NEW YORK (Reuters) - The head of one of the leading U.S. insurers in non-standard, high-risk personal auto insurance apologized on Thursday for some substandard behaviour - spying in church on people who had the sued the company.
Progressive Corp Chief Executive Glenn Renwick apologized for the use of private detectives, who went undercover to join an Atlanta church group in order to discredit a couple suing the insurer.
“What the investigators and Progressive people did was wrong - period,” Renwick, head of the third-largest U.S. auto insurer, said in a statement. “I personally want to apologize to anyone who was affected by this.”
The statement was issued a day after the story appeared in the Atlanta Journal-Constitution
The newspaper reported that a pair of detectives hired by Progressive became members of the Southside Christian Fellowship Church in August 2005 in order to get damaging information on two church members involved in a 2004 traffic accident.
The detectives talked their way into a private support group where members discussed abortions, sexual orientation and drug addiction, and taped the sessions, the newspaper said.
The targets of the abuse recently filed a lawsuit against Progressive and the detectives, charging them with invasion of privacy and fraud, among other issues, the paper said.

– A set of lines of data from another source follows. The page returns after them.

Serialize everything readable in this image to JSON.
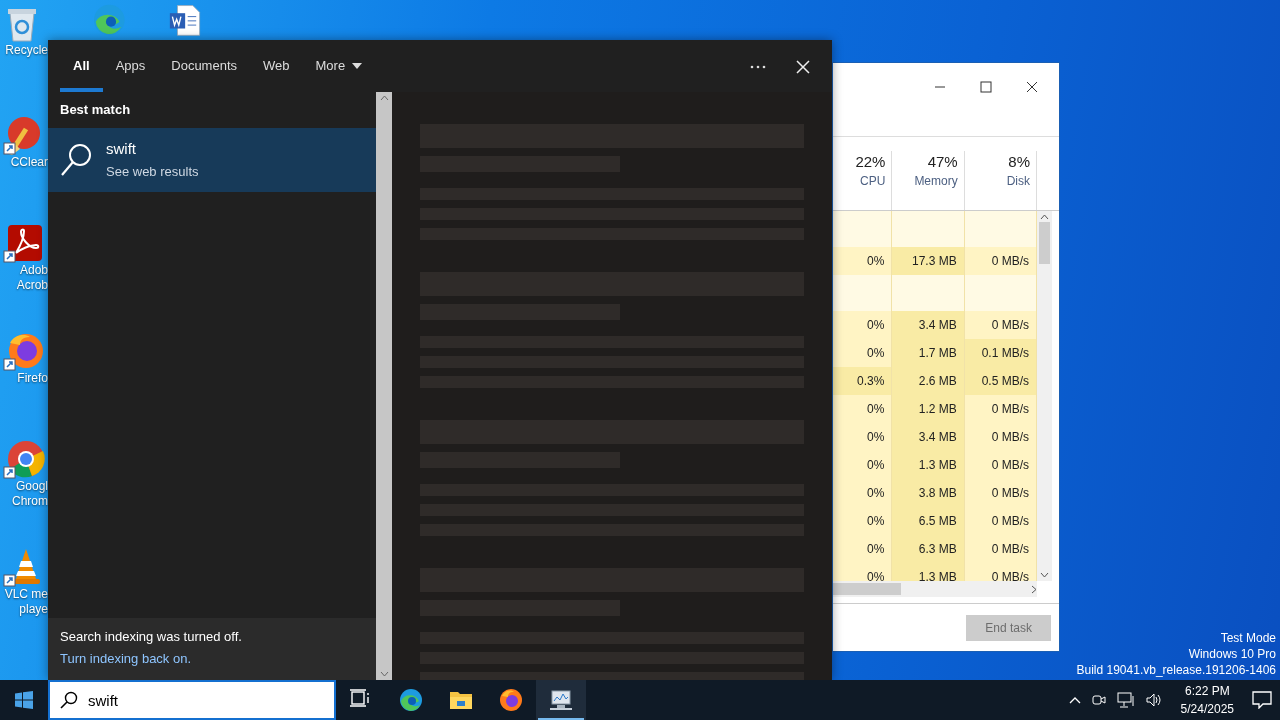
{
  "desktop": {
    "top_row_icons": [
      {
        "kind": "recycle",
        "lines": [
          "Recycle"
        ]
      },
      {
        "kind": "edge"
      },
      {
        "kind": "word"
      }
    ],
    "column_icons": [
      {
        "kind": "ccleaner",
        "lines": [
          "CClear"
        ]
      },
      {
        "kind": "acrobat",
        "lines": [
          "Adob",
          "Acrob"
        ]
      },
      {
        "kind": "firefox",
        "lines": [
          "Firefo"
        ]
      },
      {
        "kind": "chrome",
        "lines": [
          "Googl",
          "Chrom"
        ]
      },
      {
        "kind": "vlc",
        "lines": [
          "VLC me",
          "playe"
        ]
      }
    ]
  },
  "task_manager": {
    "columns": [
      {
        "percent": "22%",
        "label": "CPU"
      },
      {
        "percent": "47%",
        "label": "Memory"
      },
      {
        "percent": "8%",
        "label": "Disk"
      }
    ],
    "rows": [
      {
        "kind": "group"
      },
      {
        "kind": "process",
        "cpu": "0%",
        "memory": "17.3 MB",
        "disk": "0 MB/s"
      },
      {
        "kind": "group"
      },
      {
        "kind": "process",
        "cpu": "0%",
        "memory": "3.4 MB",
        "disk": "0 MB/s"
      },
      {
        "kind": "process",
        "cpu": "0%",
        "memory": "1.7 MB",
        "disk": "0.1 MB/s"
      },
      {
        "kind": "process",
        "cpu": "0.3%",
        "memory": "2.6 MB",
        "disk": "0.5 MB/s"
      },
      {
        "kind": "process",
        "cpu": "0%",
        "memory": "1.2 MB",
        "disk": "0 MB/s"
      },
      {
        "kind": "process",
        "cpu": "0%",
        "memory": "3.4 MB",
        "disk": "0 MB/s"
      },
      {
        "kind": "process",
        "cpu": "0%",
        "memory": "1.3 MB",
        "disk": "0 MB/s"
      },
      {
        "kind": "process",
        "cpu": "0%",
        "memory": "3.8 MB",
        "disk": "0 MB/s"
      },
      {
        "kind": "process",
        "cpu": "0%",
        "memory": "6.5 MB",
        "disk": "0 MB/s"
      },
      {
        "kind": "process",
        "cpu": "0%",
        "memory": "6.3 MB",
        "disk": "0 MB/s"
      },
      {
        "kind": "process",
        "cpu": "0%",
        "memory": "1.3 MB",
        "disk": "0 MB/s"
      }
    ],
    "end_task": {
      "label": "End task",
      "disabled": true
    }
  },
  "search": {
    "tabs": [
      {
        "label": "All",
        "selected": true,
        "kind": "tab"
      },
      {
        "label": "Apps",
        "selected": false,
        "kind": "tab"
      },
      {
        "label": "Documents",
        "selected": false,
        "kind": "tab"
      },
      {
        "label": "Web",
        "selected": false,
        "kind": "tab"
      },
      {
        "label": "More",
        "selected": false,
        "kind": "menu"
      }
    ],
    "heading": "Best match",
    "result": {
      "title": "swift",
      "subtitle": "See web results",
      "selected": true
    },
    "footer": {
      "message": "Search indexing was turned off.",
      "link": "Turn indexing back on."
    },
    "preview": {
      "loading": true
    }
  },
  "taskbar": {
    "search_field": {
      "value": "swift"
    },
    "apps": [
      {
        "kind": "task-view",
        "active": false
      },
      {
        "kind": "edge",
        "active": false
      },
      {
        "kind": "explorer",
        "active": false
      },
      {
        "kind": "firefox",
        "active": false
      },
      {
        "kind": "task-manager",
        "active": true
      }
    ],
    "time": "6:22 PM",
    "date": "5/24/2025"
  },
  "system_watermark": [
    "Test Mode",
    "Windows 10 Pro",
    "Build 19041.vb_release.191206-1406"
  ]
}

Renwick, who heads the company with a market capitalization of $16.2 billion (18.1 billion pounds), said he was appalled by the story, but had found it was essentially accurate. He said that the company’s current guidelines would prohibit any type of misrepresentation.